“As we know California is one of the largest economies in the world and LA County is one third of that so there is immense power in working together. And there is no better topic to try to work to forge a new partnership on that the rapidly rising costs of pharmaceuticals in America and in California.

Department of Health Service spends a quarter of a billion dollars a year on pharmaceuticals. It is one of the fastest rising components of our budget, rising on average 8% per year… But over two thirds of the increase is not because we are treating more patients, it is because of the rising cost of the drugs themselves.”

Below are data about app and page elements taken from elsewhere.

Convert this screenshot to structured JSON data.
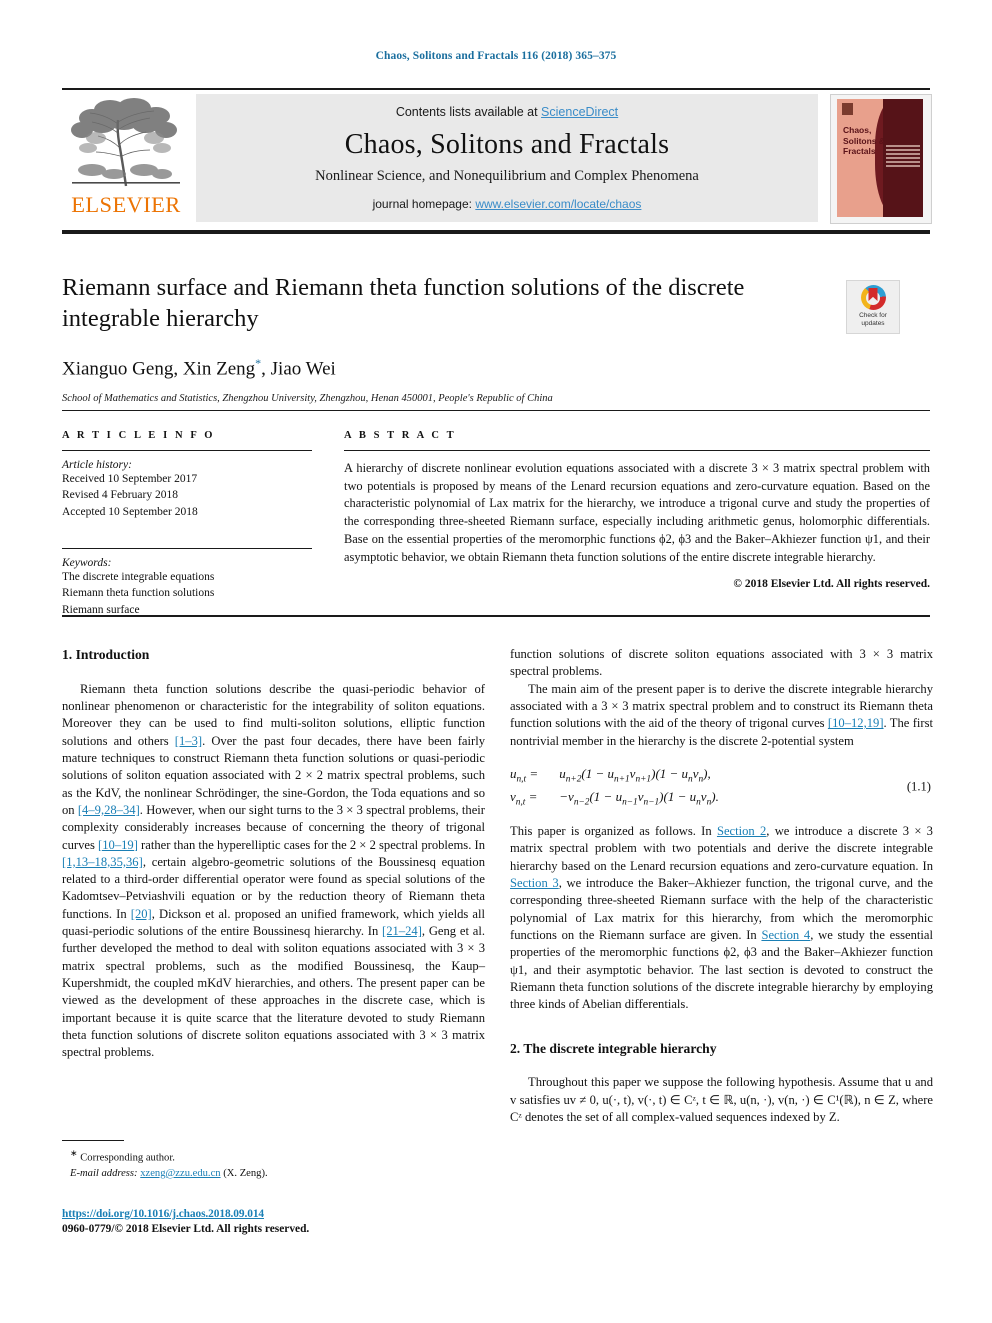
{
  "running_head": "Chaos, Solitons and Fractals 116 (2018) 365–375",
  "masthead": {
    "contents_prefix": "Contents lists available at ",
    "sciencedirect": "ScienceDirect",
    "journal_title": "Chaos, Solitons and Fractals",
    "journal_subtitle": "Nonlinear Science, and Nonequilibrium and Complex Phenomena",
    "homepage_prefix": "journal homepage: ",
    "homepage_url": "www.elsevier.com/locate/chaos",
    "publisher_wordmark": "ELSEVIER",
    "cover_title": "Chaos, Solitons & Fractals",
    "colors": {
      "link_blue": "#3a8cc8",
      "elsevier_orange": "#ec7404",
      "panel_gray": "#e9e9e9",
      "running_head_blue": "#1a6e9e"
    }
  },
  "crossmark": {
    "line1": "Check for",
    "line2": "updates"
  },
  "article": {
    "title": "Riemann surface and Riemann theta function solutions of the discrete integrable hierarchy",
    "authors": "Xianguo Geng, Xin Zeng",
    "authors_suffix": ", Jiao Wei",
    "corresponding_marker": "*",
    "affiliation": "School of Mathematics and Statistics, Zhengzhou University, Zhengzhou, Henan 450001, People's Republic of China"
  },
  "article_info": {
    "heading": "A R T I C L E   I N F O",
    "history_label": "Article history:",
    "history": [
      "Received 10 September 2017",
      "Revised 4 February 2018",
      "Accepted 10 September 2018"
    ],
    "keywords_label": "Keywords:",
    "keywords": [
      "The discrete integrable equations",
      "Riemann theta function solutions",
      "Riemann surface"
    ]
  },
  "abstract": {
    "heading": "A B S T R A C T",
    "text": "A hierarchy of discrete nonlinear evolution equations associated with a discrete 3 × 3 matrix spectral problem with two potentials is proposed by means of the Lenard recursion equations and zero-curvature equation. Based on the characteristic polynomial of Lax matrix for the hierarchy, we introduce a trigonal curve and study the properties of the corresponding three-sheeted Riemann surface, especially including arithmetic genus, holomorphic differentials. Base on the essential properties of the meromorphic functions ϕ2, ϕ3 and the Baker–Akhiezer function ψ1, and their asymptotic behavior, we obtain Riemann theta function solutions of the entire discrete integrable hierarchy.",
    "copyright": "© 2018 Elsevier Ltd. All rights reserved."
  },
  "body": {
    "section1_heading": "1. Introduction",
    "section1_p1_a": "Riemann theta function solutions describe the quasi-periodic behavior of nonlinear phenomenon or characteristic for the integrability of soliton equations. Moreover they can be used to find multi-soliton solutions, elliptic function solutions and others ",
    "ref_1_3": "[1–3]",
    "section1_p1_b": ". Over the past four decades, there have been fairly mature techniques to construct Riemann theta function solutions or quasi-periodic solutions of soliton equation associated with 2 × 2 matrix spectral problems, such as the KdV, the nonlinear Schrödinger, the sine-Gordon, the Toda equations and so on ",
    "ref_4_9": "[4–9,28–34]",
    "section1_p1_c": ". However, when our sight turns to the 3 × 3 spectral problems, their complexity considerably increases because of concerning the theory of trigonal curves ",
    "ref_10_19": "[10–19]",
    "section1_p1_d": " rather than the hyperelliptic cases for the 2 × 2 spectral problems. In ",
    "ref_1_13": "[1,13–18,35,36]",
    "section1_p1_e": ", certain algebro-geometric solutions of the Boussinesq equation related to a third-order differential operator were found as special solutions of the Kadomtsev–Petviashvili equation or by the reduction theory of Riemann theta functions. In ",
    "ref_20": "[20]",
    "section1_p1_f": ", Dickson et al. proposed an unified framework, which yields all quasi-periodic solutions of the entire Boussinesq hierarchy. In ",
    "ref_21_24": "[21–24]",
    "section1_p1_g": ", Geng et al. further developed the method to deal with soliton equations associated with 3 × 3 matrix spectral problems, such as the modified Boussinesq, the Kaup–Kupershmidt, the coupled mKdV hierarchies, and others. The present paper can be viewed as the development of these approaches in the discrete case, which is important because it is quite scarce that the literature devoted to study Riemann theta function solutions of discrete soliton equations associated with 3 × 3 matrix spectral problems.",
    "section1_p2_a": "The main aim of the present paper is to derive the discrete integrable hierarchy associated with a 3 × 3 matrix spectral problem and to construct its Riemann theta function solutions with the aid of the theory of trigonal curves ",
    "ref_10_12": "[10–12,19]",
    "section1_p2_b": ". The first nontrivial member in the hierarchy is the discrete 2-potential system",
    "equation": {
      "row1_lhs": "u",
      "row1_lhs_sub": "n,t",
      "row1_eq": " = ",
      "row1_rhs": "uₙ₊₂(1 − uₙ₊₁vₙ₊₁)(1 − uₙvₙ),",
      "row2_lhs": "v",
      "row2_lhs_sub": "n,t",
      "row2_eq": " = ",
      "row2_rhs": "−vₙ₋₂(1 − uₙ₋₁vₙ₋₁)(1 − uₙvₙ).",
      "number": "(1.1)"
    },
    "section1_p3_a": "This paper is organized as follows. In ",
    "link_section2": "Section 2",
    "section1_p3_b": ", we introduce a discrete 3 × 3 matrix spectral problem with two potentials and derive the discrete integrable hierarchy based on the Lenard recursion equations and zero-curvature equation. In ",
    "link_section3": "Section 3",
    "section1_p3_c": ", we introduce the Baker–Akhiezer function, the trigonal curve, and the corresponding three-sheeted Riemann surface with the help of the characteristic polynomial of Lax matrix for this hierarchy, from which the meromorphic functions on the Riemann surface are given. In ",
    "link_section4": "Section 4",
    "section1_p3_d": ", we study the essential properties of the meromorphic functions ϕ2, ϕ3 and the Baker–Akhiezer function ψ1, and their asymptotic behavior. The last section is devoted to construct the Riemann theta function solutions of the discrete integrable hierarchy by employing three kinds of Abelian differentials.",
    "section2_heading": "2. The discrete integrable hierarchy",
    "section2_p1": "Throughout this paper we suppose the following hypothesis. Assume that u and v satisfies uv ≠ 0, u(·, t),  v(·, t) ∈ Cᶻ,  t ∈ ℝ,  u(n, ·),  v(n, ·) ∈ C¹(ℝ),  n ∈ Z, where Cᶻ denotes the set of all complex-valued sequences indexed by Z."
  },
  "footnote": {
    "corresponding": "Corresponding author.",
    "email_label": "E-mail address:",
    "email": "xzeng@zzu.edu.cn",
    "email_owner": "(X. Zeng)."
  },
  "footer": {
    "doi": "https://doi.org/10.1016/j.chaos.2018.09.014",
    "issn_line": "0960-0779/© 2018 Elsevier Ltd. All rights reserved."
  }
}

Despite the excitement over the partnership, there are still questions over how the program and the carve-out of the prescription drug benefit from the Medi-Cal managed care benefit will be implemented. The Order directs the Department of General Services, in consultation with the California Pharmaceutical Collaborative, to generate a list of the 25 highest-cost prescription drugs and to “develop and implement bulk purchasing arrangements for high-priority drugs” but says little else about what that plan will look like or how it will function.

Earlier this month the non-partisan Legislative Analyst’s Office released a report acknowledging the program’s potential to save hundreds of millions of dollars, but suggesting that the direct dollar savings may come at addition externalized costs to pharmacists, Medi-Cal managed care plans, and providers. Specifically, managed care plans and providers have voiced concerns that shifting the management of the prescription drug benefit out of managed care will hamper their abilities to monitor and coordinate members’ pharmaceutical usage, which can be critical to managing patient care.

However, as Supervisor Hilda Solis highlighted in comments, the partnership really comes down to increasing access and affordability of prescription drugs that people depend on.

“Our Governor understands that getting medications and prescription drugs is really driving down our economy. And the quality of life for some many people is impacted in so many ways. You see it every day, or I see it every day in my district where seniors and young people can’t afford to buy their medicine or they will cut their pills in half. They will forego buying medicine because they have to pay the rent.

Well those choices shouldn’t have to be made. Right here in California, $8 billion – with a “B” – that’s what we spend. What would happen if we could do what the VA (Veterans’ Administration) does and cut that number in half? That’s something we have been fighting for for a long time.”